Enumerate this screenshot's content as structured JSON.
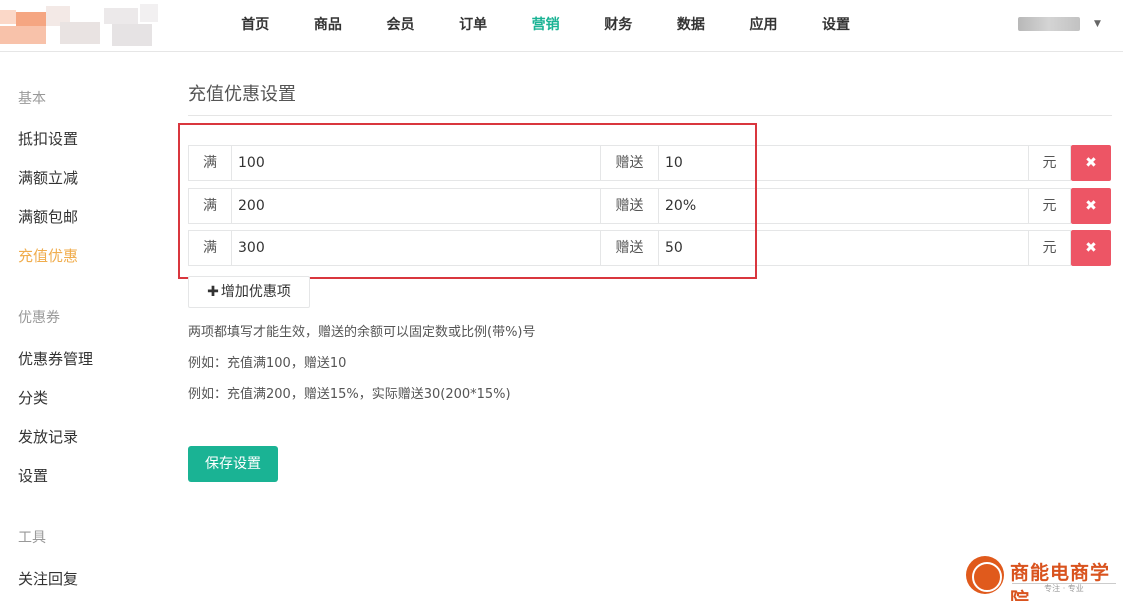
{
  "nav": {
    "items": [
      "首页",
      "商品",
      "会员",
      "订单",
      "营销",
      "财务",
      "数据",
      "应用",
      "设置"
    ],
    "active": "营销"
  },
  "sidebar": {
    "groups": [
      {
        "title": "基本",
        "items": [
          "抵扣设置",
          "满额立减",
          "满额包邮",
          "充值优惠"
        ]
      },
      {
        "title": "优惠券",
        "items": [
          "优惠券管理",
          "分类",
          "发放记录",
          "设置"
        ]
      },
      {
        "title": "工具",
        "items": [
          "关注回复"
        ]
      }
    ],
    "active": "充值优惠"
  },
  "main": {
    "title": "充值优惠设置",
    "rows": [
      {
        "prefix": "满",
        "amount": "100",
        "gift_label": "赠送",
        "gift": "10",
        "unit": "元"
      },
      {
        "prefix": "满",
        "amount": "200",
        "gift_label": "赠送",
        "gift": "20%",
        "unit": "元"
      },
      {
        "prefix": "满",
        "amount": "300",
        "gift_label": "赠送",
        "gift": "50",
        "unit": "元"
      }
    ],
    "delete_icon": "✖",
    "add_button": "增加优惠项",
    "add_icon": "✚",
    "hints": [
      "两项都填写才能生效，赠送的余额可以固定数或比例(带%)号",
      "例如：充值满100，赠送10",
      "例如：充值满200，赠送15%，实际赠送30(200*15%)"
    ],
    "save_button": "保存设置"
  },
  "watermark": {
    "text": "商能电商学院",
    "sub": "专注 · 专业"
  },
  "colors": {
    "accent": "#1ab394",
    "active_sidebar": "#f0ad4e",
    "danger": "#ed5565",
    "highlight": "#d9363e"
  }
}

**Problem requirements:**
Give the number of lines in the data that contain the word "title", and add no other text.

**Answer below:**
4